Evaluating Histologic Features to Distinguish Phyllodes Tumor From Cellular Fibroadenoma on Core Needle Biopsy Specimens
In the September issue of the American Journal of Clinical Pathology, Mayo Clinic's Saba Yasir, MBBS, Daniel Visscher, M.D., Sarah Jenkins, MS, and Aziza Nassar, M.D., conducted a study to evaluate histologic features that can help distinguish phyllodes tumor (PT) from cellular fibroadenoma (CFA) on core needle biopsy (CNB) specimens.
Cellular fibroepithelial lesions (CFELs) are a heterogeneous group of tumors encompassing CFA and PT. Distinction between the two can be challenging on core CNB specimens. To help identify the differences between the two, records of patients diagnosed with cellular fibroepithelial lesions (CFELs) on CNB specimens were reviewed. Histopathologic stromal features were evaluated on CNB specimens, including mitoses per 10 high-power fields (hpf), overgrowth, increased cellularity, fragmentation, adipose tissue infiltration, heterogeneity, subepithelial condensation, and nuclear pleomorphism.
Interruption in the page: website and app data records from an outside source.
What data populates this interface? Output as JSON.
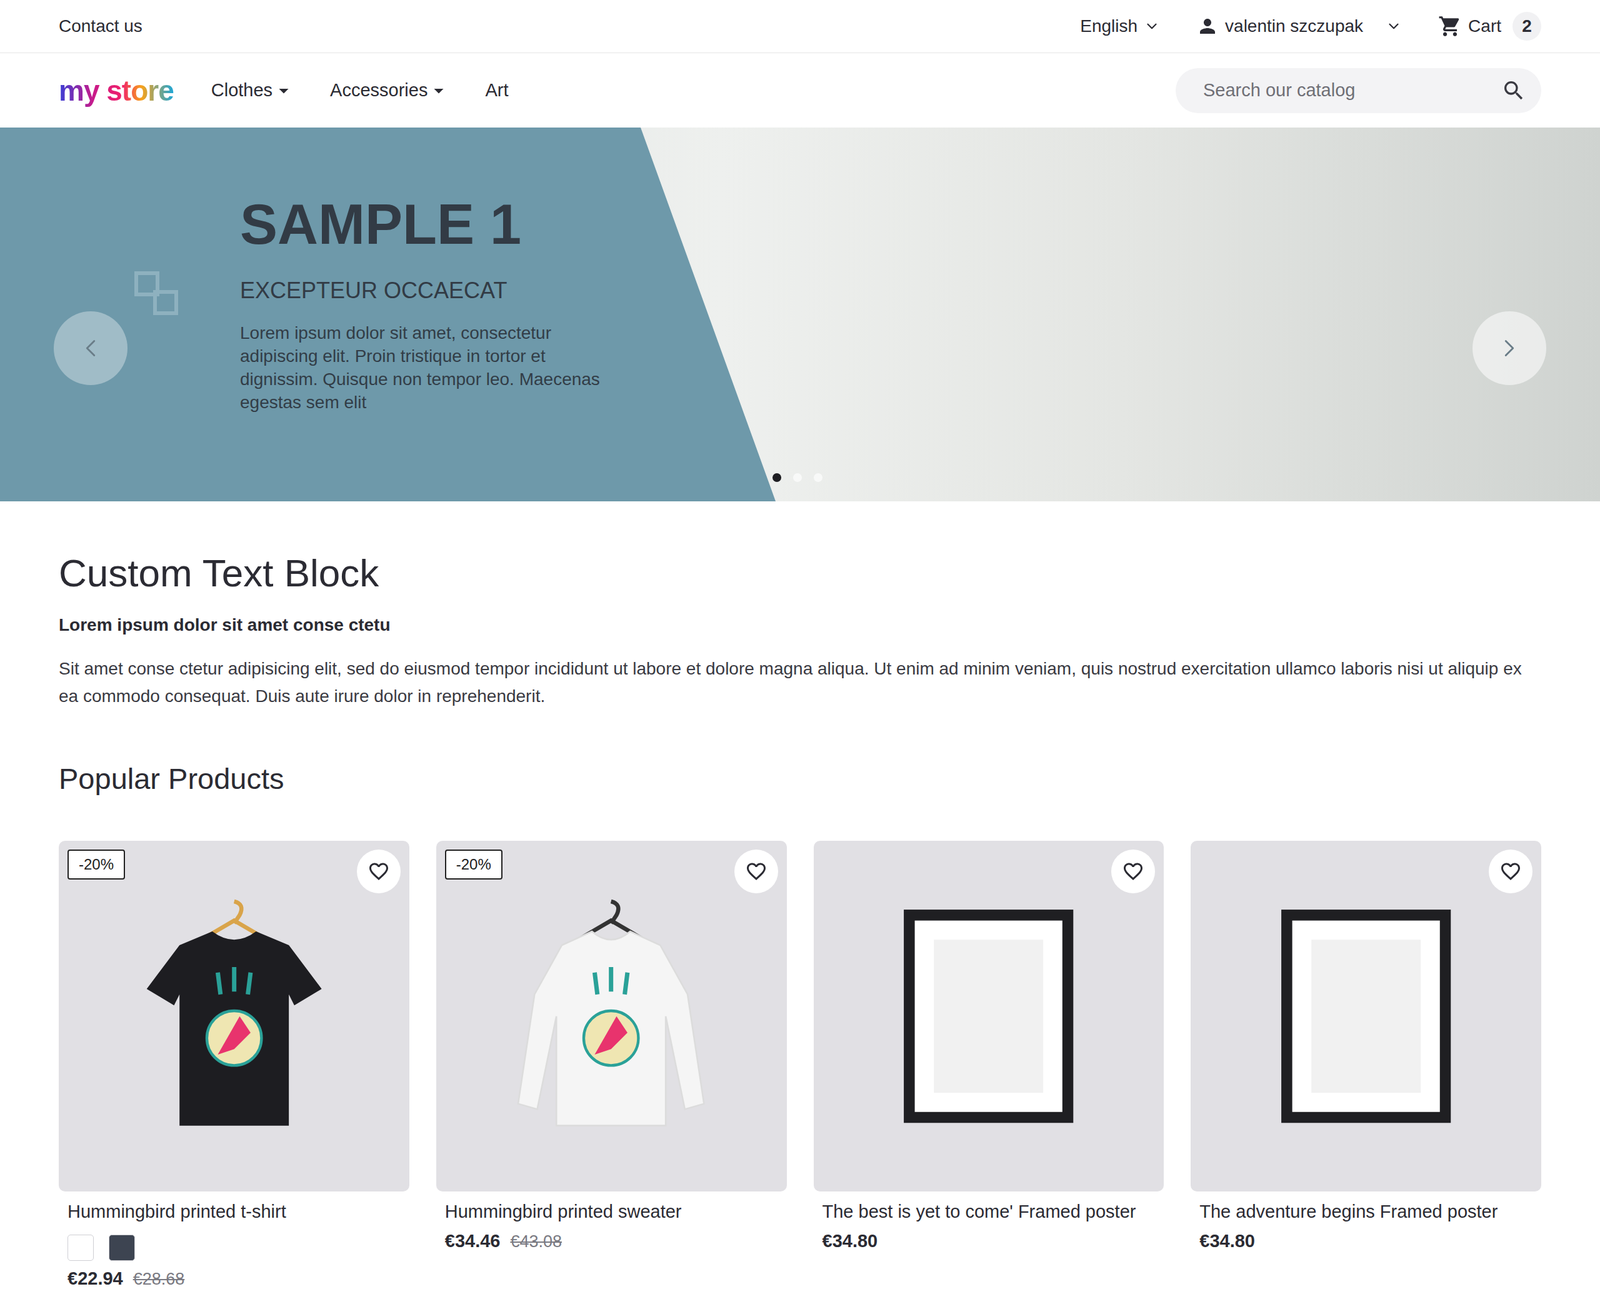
{
  "topbar": {
    "contact": "Contact us",
    "language": "English",
    "user": "valentin szczupak",
    "cart": {
      "label": "Cart",
      "count": "2"
    }
  },
  "header": {
    "logo": "my store",
    "nav": [
      {
        "label": "Clothes",
        "dropdown": true
      },
      {
        "label": "Accessories",
        "dropdown": true
      },
      {
        "label": "Art",
        "dropdown": false
      }
    ],
    "search": {
      "placeholder": "Search our catalog"
    }
  },
  "hero": {
    "title": "SAMPLE 1",
    "subtitle": "EXCEPTEUR OCCAECAT",
    "text": "Lorem ipsum dolor sit amet, consectetur adipiscing elit. Proin tristique in tortor et dignissim. Quisque non tempor leo. Maecenas egestas sem elit",
    "dots": [
      {
        "selected": true
      },
      {
        "selected": false
      },
      {
        "selected": false
      }
    ]
  },
  "custom_text": {
    "title": "Custom Text Block",
    "lead": "Lorem ipsum dolor sit amet conse ctetu",
    "text": "Sit amet conse ctetur adipisicing elit, sed do eiusmod tempor incididunt ut labore et dolore magna aliqua. Ut enim ad minim veniam, quis nostrud exercitation ullamco laboris nisi ut aliquip ex ea commodo consequat. Duis aute irure dolor in reprehenderit."
  },
  "popular": {
    "title": "Popular Products",
    "products": [
      {
        "name": "Hummingbird printed t-shirt",
        "kind": "tshirt",
        "discount": "-20%",
        "wishlisted": false,
        "colors": [
          {
            "color": "#ffffff"
          },
          {
            "color": "#3d4451"
          }
        ],
        "price": "€22.94",
        "old_price": "€28.68"
      },
      {
        "name": "Hummingbird printed sweater",
        "kind": "sweater",
        "discount": "-20%",
        "wishlisted": false,
        "colors": [],
        "price": "€34.46",
        "old_price": "€43.08"
      },
      {
        "name": "The best is yet to come' Framed poster",
        "kind": "poster",
        "discount": null,
        "wishlisted": false,
        "colors": [],
        "price": "€34.80",
        "old_price": null
      },
      {
        "name": "The adventure begins Framed poster",
        "kind": "poster",
        "discount": null,
        "wishlisted": false,
        "colors": [],
        "price": "€34.80",
        "old_price": null
      }
    ]
  }
}
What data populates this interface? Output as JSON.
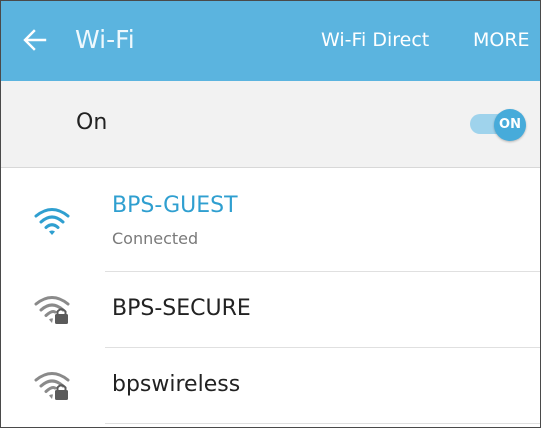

According the to the results found, the presence of mitoses (three or more) and/or total histologic features of three or more on CNB specimens were the most helpful features in predicting PT on excision.